Verizon stock 1020 1

It's been less than 24 hours since news of a secret NSA order calling for Verizon call data first broke, and in the face of a public relations nightmare, the telecom giant isn't sitting idly. Earlier today, Verizon executive vice president Randy Milch released an internal statement to employees on the matter — and it's now been posted for public viewing. While Milch stops short of confirming The Guardian's report (Verizon is forbidden from doing so) he says the company would have little choice but to honor such a document. "Verizon continually takes steps to safeguard its customers' privacy," the memo reads. "Nevertheless, the law authorizes the federal courts to order a company to provide information in certain circumstances, and if Verizon were to receive such an order, we would be required to comply."


Milch does point to several items in the original story he describes as "important." For instance, he highlights that the leaked NSA order doesn't request customer names, addresses, or financial data. Nor does it ask for recordings or transcriptions of any communications.
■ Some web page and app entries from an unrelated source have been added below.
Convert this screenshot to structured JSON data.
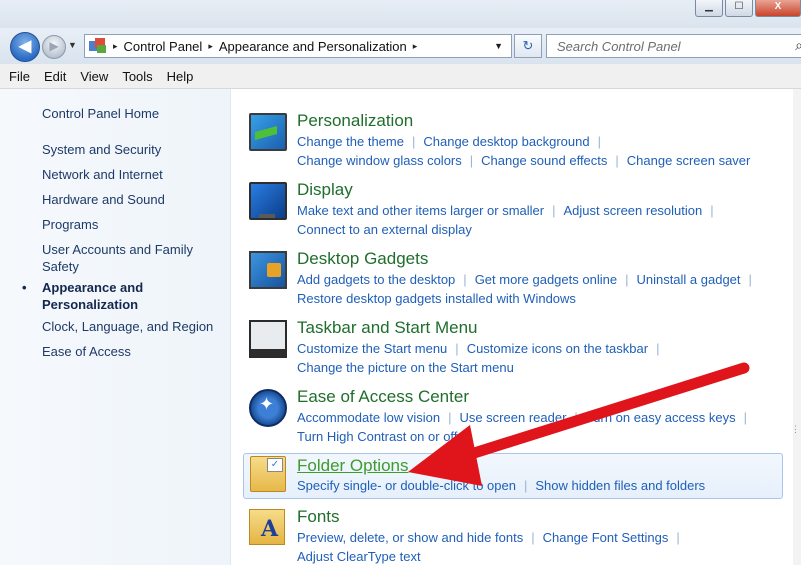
{
  "window": {
    "controls": [
      "▁",
      "☐",
      "X"
    ]
  },
  "nav": {
    "back_glyph": "◀",
    "forward_glyph": "▶",
    "breadcrumb": [
      "Control Panel",
      "Appearance and Personalization"
    ],
    "crumb_sep": "▸",
    "refresh_glyph": "↻",
    "search_placeholder": "Search Control Panel",
    "search_icon": "search-icon"
  },
  "menu": [
    "File",
    "Edit",
    "View",
    "Tools",
    "Help"
  ],
  "sidebar": {
    "items": [
      {
        "label": "Control Panel Home"
      },
      {
        "label": "System and Security"
      },
      {
        "label": "Network and Internet"
      },
      {
        "label": "Hardware and Sound"
      },
      {
        "label": "Programs"
      },
      {
        "label": "User Accounts and Family Safety"
      },
      {
        "label": "Appearance and Personalization",
        "current": true
      },
      {
        "label": "Clock, Language, and Region"
      },
      {
        "label": "Ease of Access"
      }
    ],
    "bullet": "•"
  },
  "categories": [
    {
      "title": "Personalization",
      "icon": "personalization-icon",
      "links": [
        "Change the theme",
        "Change desktop background",
        "Change window glass colors",
        "Change sound effects",
        "Change screen saver"
      ]
    },
    {
      "title": "Display",
      "icon": "display-icon",
      "links": [
        "Make text and other items larger or smaller",
        "Adjust screen resolution",
        "Connect to an external display"
      ]
    },
    {
      "title": "Desktop Gadgets",
      "icon": "desktop-gadgets-icon",
      "links": [
        "Add gadgets to the desktop",
        "Get more gadgets online",
        "Uninstall a gadget",
        "Restore desktop gadgets installed with Windows"
      ]
    },
    {
      "title": "Taskbar and Start Menu",
      "icon": "taskbar-icon",
      "links": [
        "Customize the Start menu",
        "Customize icons on the taskbar",
        "Change the picture on the Start menu"
      ]
    },
    {
      "title": "Ease of Access Center",
      "icon": "ease-of-access-icon",
      "links": [
        "Accommodate low vision",
        "Use screen reader",
        "Turn on easy access keys",
        "Turn High Contrast on or off"
      ]
    },
    {
      "title": "Folder Options",
      "icon": "folder-options-icon",
      "highlighted": true,
      "links": [
        "Specify single- or double-click to open",
        "Show hidden files and folders"
      ]
    },
    {
      "title": "Fonts",
      "icon": "fonts-icon",
      "links": [
        "Preview, delete, or show and hide fonts",
        "Change Font Settings",
        "Adjust ClearType text"
      ]
    }
  ],
  "colors": {
    "category_title": "#1f6e2c",
    "link": "#1f5fb8",
    "annotation_arrow": "#e0141b"
  }
}
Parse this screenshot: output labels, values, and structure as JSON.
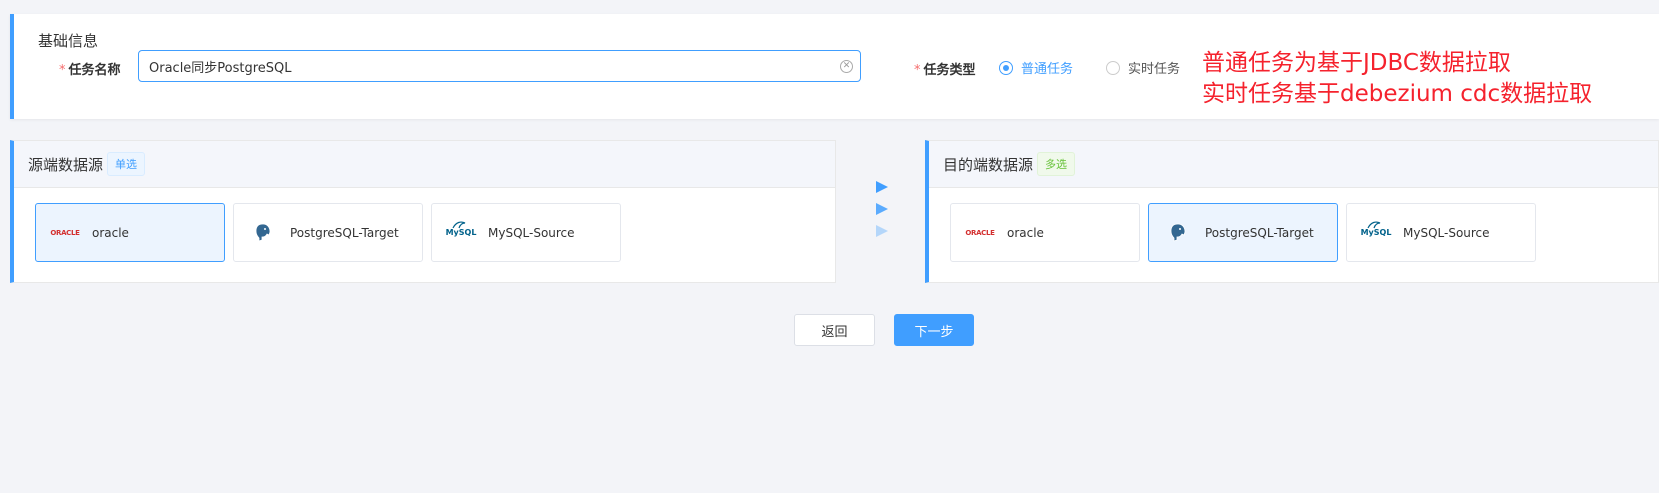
{
  "basic_info": {
    "title": "基础信息",
    "task_name_label": "任务名称",
    "task_name_value": "Oracle同步PostgreSQL",
    "task_type_label": "任务类型",
    "required_mark": "*",
    "task_type_options": [
      "普通任务",
      "实时任务"
    ],
    "task_type_selected": "普通任务",
    "annotation": "普通任务为基于JDBC数据拉取\n实时任务基于debezium cdc数据拉取"
  },
  "source": {
    "title": "源端数据源",
    "badge": "单选",
    "items": [
      {
        "name": "oracle",
        "logo": "ORACLE",
        "selected": true
      },
      {
        "name": "PostgreSQL-Target",
        "logo": "postgresql-elephant-icon",
        "selected": false
      },
      {
        "name": "MySQL-Source",
        "logo": "MySQL",
        "selected": false
      }
    ]
  },
  "target": {
    "title": "目的端数据源",
    "badge": "多选",
    "items": [
      {
        "name": "oracle",
        "logo": "ORACLE",
        "selected": false
      },
      {
        "name": "PostgreSQL-Target",
        "logo": "postgresql-elephant-icon",
        "selected": true
      },
      {
        "name": "MySQL-Source",
        "logo": "MySQL",
        "selected": false
      }
    ]
  },
  "buttons": {
    "back": "返回",
    "next": "下一步"
  },
  "colors": {
    "primary": "#409eff",
    "annotation": "#f5222d",
    "multi_badge": "#67c23a"
  }
}
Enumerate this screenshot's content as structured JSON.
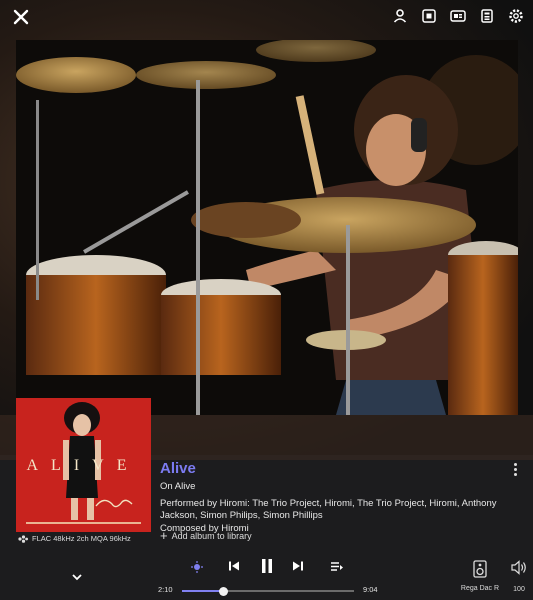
{
  "top_bar": {
    "close_icon": "close-icon",
    "icons": [
      "user-icon",
      "zone-icon",
      "queue-icon",
      "radio-icon",
      "settings-icon"
    ]
  },
  "album_art": {
    "lettering": "ALIVE",
    "signature": "Hiromi",
    "small_text": "THE TRIO PROJECT FEATURING ANTHONY JACKSON & SIMON PHILLIPS"
  },
  "track": {
    "title": "Alive",
    "album_line": "On Alive",
    "performed_by": "Performed by Hiromi: The Trio Project, Hiromi, The Trio Project, Hiromi, Anthony Jackson, Simon Philips, Simon Phillips",
    "composed_by": "Composed by Hiromi"
  },
  "format": {
    "text": "FLAC 48kHz 2ch  MQA 96kHz"
  },
  "add_album_label": "Add album to library",
  "playback": {
    "elapsed": "2:10",
    "duration": "9:04",
    "progress_fraction": 0.239
  },
  "device": {
    "name": "Rega Dac R"
  },
  "volume": {
    "level": "100"
  },
  "colors": {
    "accent": "#7b7bf2",
    "background": "#1c1c1e"
  }
}
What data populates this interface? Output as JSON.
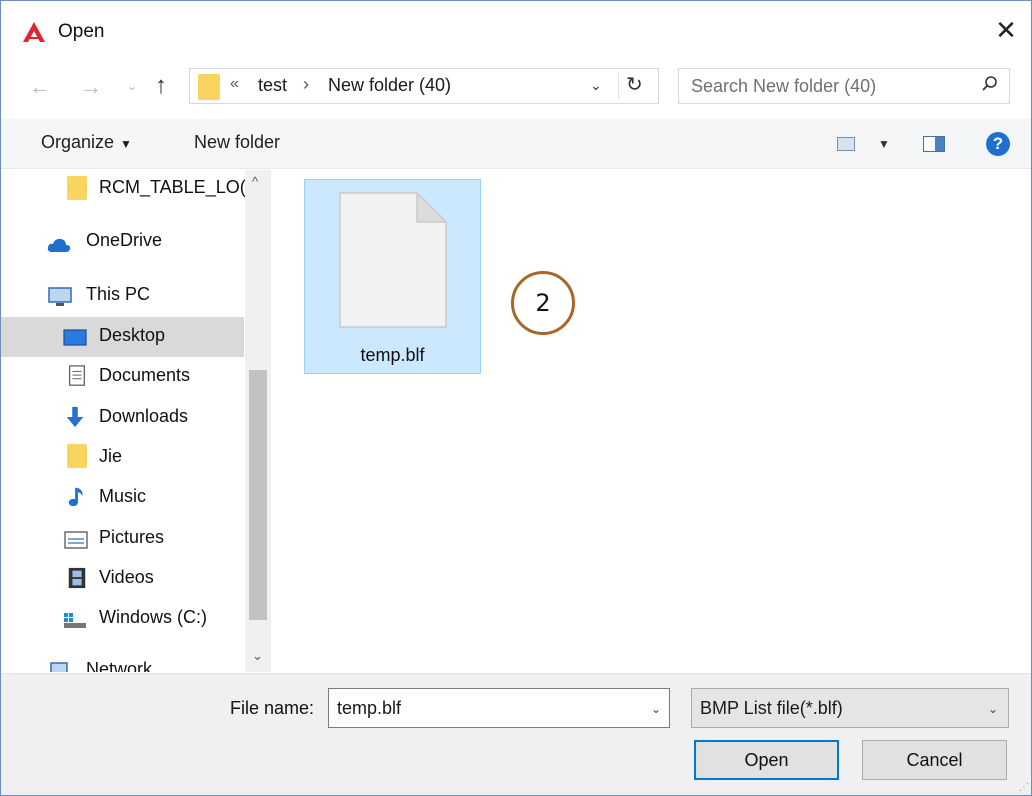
{
  "window": {
    "title": "Open",
    "close_glyph": "✕",
    "app_icon": "autocad-a-icon",
    "accent_color": "#e0262a"
  },
  "nav": {
    "back_glyph": "←",
    "forward_glyph": "→",
    "recent_glyph": "⌄",
    "up_glyph": "↑"
  },
  "address": {
    "overflow_glyph": "«",
    "crumbs": [
      "test",
      "New folder (40)"
    ],
    "separator": "›",
    "dropdown_glyph": "⌄",
    "refresh_glyph": "↻"
  },
  "search": {
    "placeholder": "Search New folder (40)"
  },
  "toolbar": {
    "organize_label": "Organize",
    "organize_caret": "▼",
    "new_folder_label": "New folder",
    "view_caret": "▼",
    "help_glyph": "?"
  },
  "sidebar": {
    "scroll_up_glyph": "^",
    "scroll_down_glyph": "⌄",
    "items": [
      {
        "label": "RCM_TABLE_LO(",
        "icon": "folder-icon"
      },
      {
        "label": "OneDrive",
        "icon": "cloud-icon"
      },
      {
        "label": "This PC",
        "icon": "computer-icon"
      },
      {
        "label": "Desktop",
        "icon": "desktop-icon",
        "selected": true
      },
      {
        "label": "Documents",
        "icon": "documents-icon"
      },
      {
        "label": "Downloads",
        "icon": "download-arrow-icon"
      },
      {
        "label": "Jie",
        "icon": "folder-icon"
      },
      {
        "label": "Music",
        "icon": "music-note-icon"
      },
      {
        "label": "Pictures",
        "icon": "pictures-icon"
      },
      {
        "label": "Videos",
        "icon": "film-icon"
      },
      {
        "label": "Windows (C:)",
        "icon": "drive-icon"
      },
      {
        "label": "Network",
        "icon": "network-icon"
      }
    ]
  },
  "files": [
    {
      "name": "temp.blf",
      "icon": "blank-file-icon",
      "selected": true
    }
  ],
  "annotation": {
    "number": "2",
    "color": "#a8662b"
  },
  "bottom": {
    "file_name_label": "File name:",
    "file_name_value": "temp.blf",
    "file_name_caret": "⌄",
    "file_type_value": "BMP List file(*.blf)",
    "file_type_caret": "⌄",
    "open_label": "Open",
    "cancel_label": "Cancel"
  }
}
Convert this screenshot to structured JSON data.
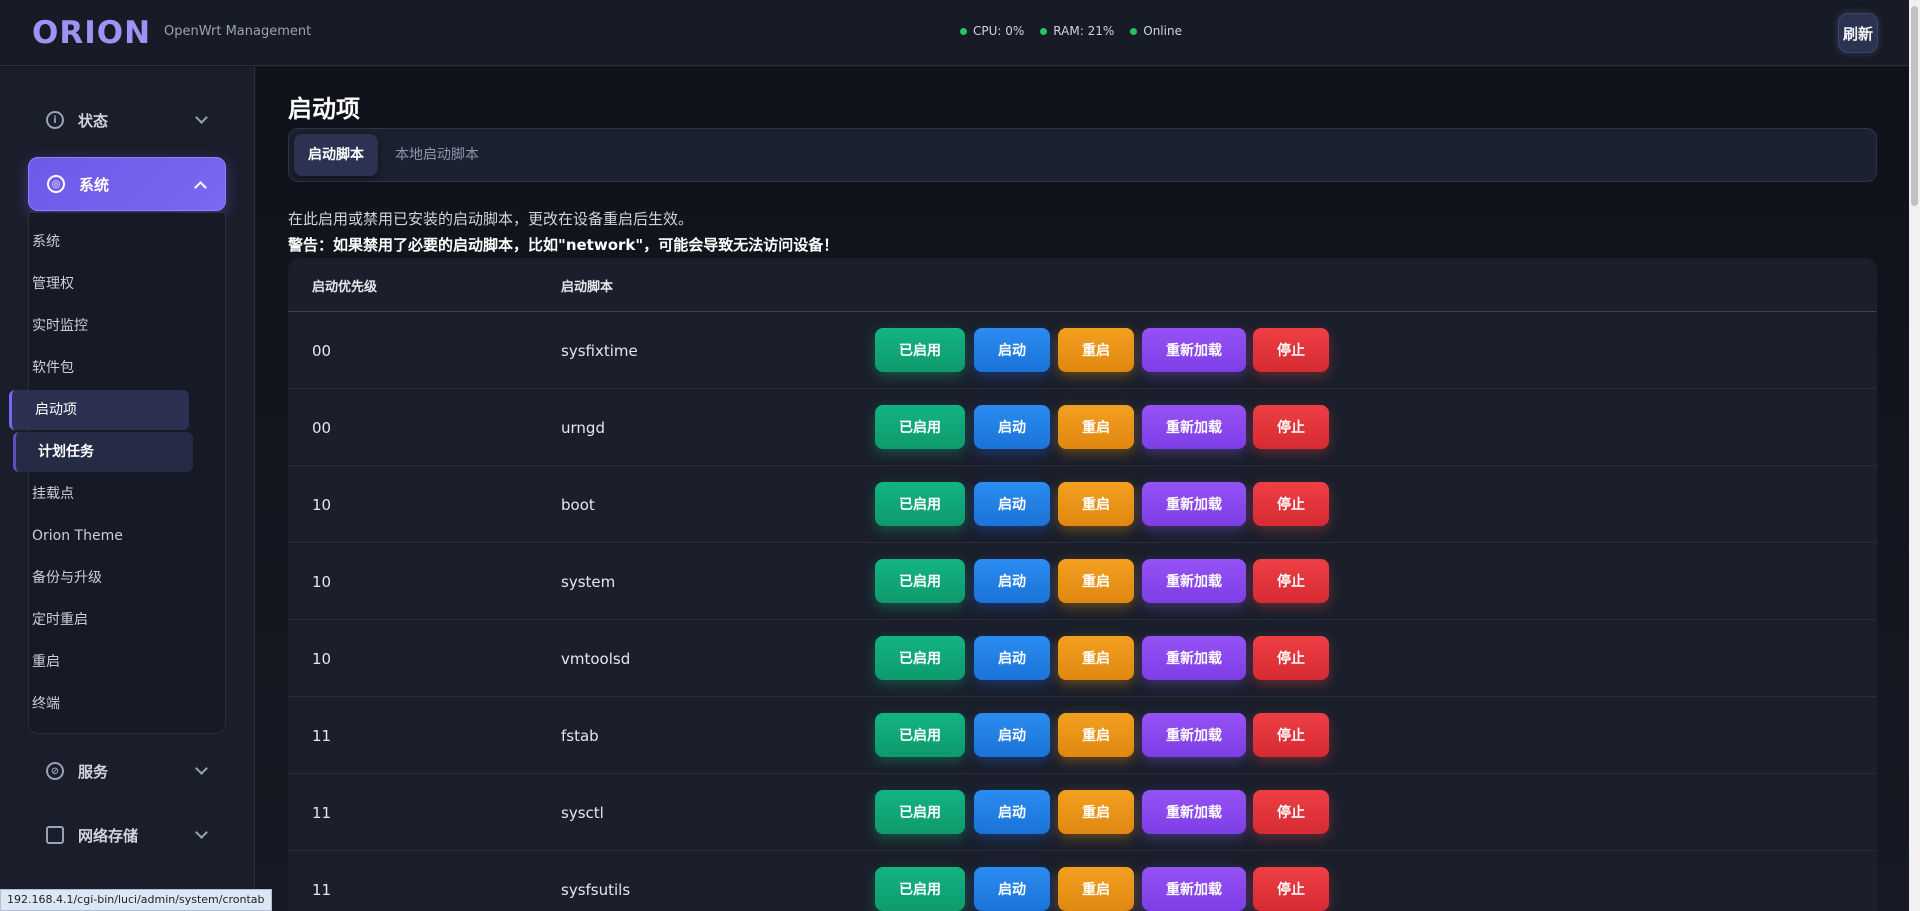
{
  "header": {
    "logo": "ORION",
    "subtitle": "OpenWrt Management",
    "cpu": "CPU: 0%",
    "ram": "RAM: 21%",
    "online": "Online",
    "refresh_label": "刷新"
  },
  "sidebar": {
    "groups": [
      {
        "label": "状态"
      },
      {
        "label": "系统"
      },
      {
        "label": "服务"
      },
      {
        "label": "网络存储"
      }
    ],
    "subitems": [
      "系统",
      "管理权",
      "实时监控",
      "软件包",
      "启动项",
      "计划任务",
      "挂载点",
      "Orion Theme",
      "备份与升级",
      "定时重启",
      "重启",
      "终端"
    ]
  },
  "main": {
    "title": "启动项",
    "tabs": [
      "启动脚本",
      "本地启动脚本"
    ],
    "desc": "在此启用或禁用已安装的启动脚本，更改在设备重启后生效。",
    "warning": "警告：如果禁用了必要的启动脚本，比如\"network\"，可能会导致无法访问设备！",
    "table": {
      "headers": [
        "启动优先级",
        "启动脚本"
      ],
      "buttons": [
        "已启用",
        "启动",
        "重启",
        "重新加载",
        "停止"
      ],
      "rows": [
        {
          "priority": "00",
          "script": "sysfixtime"
        },
        {
          "priority": "00",
          "script": "urngd"
        },
        {
          "priority": "10",
          "script": "boot"
        },
        {
          "priority": "10",
          "script": "system"
        },
        {
          "priority": "10",
          "script": "vmtoolsd"
        },
        {
          "priority": "11",
          "script": "fstab"
        },
        {
          "priority": "11",
          "script": "sysctl"
        },
        {
          "priority": "11",
          "script": "sysfsutils"
        }
      ]
    }
  },
  "status_url": "192.168.4.1/cgi-bin/luci/admin/system/crontab",
  "colors": {
    "accent": "#7b68f0",
    "enabled": "#10b981",
    "start": "#2b8cf0",
    "restart": "#f3a020",
    "reload": "#9552f5",
    "stop": "#ee3f44"
  }
}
The company isn't stopping with a memo, however; Politico reports Verizon has asked President Obama's administration to come clean on the controversial request and discuss it publicly. Its lawyers are also said to be working at crafting Verizon's ultimate response to the public and all affected customers.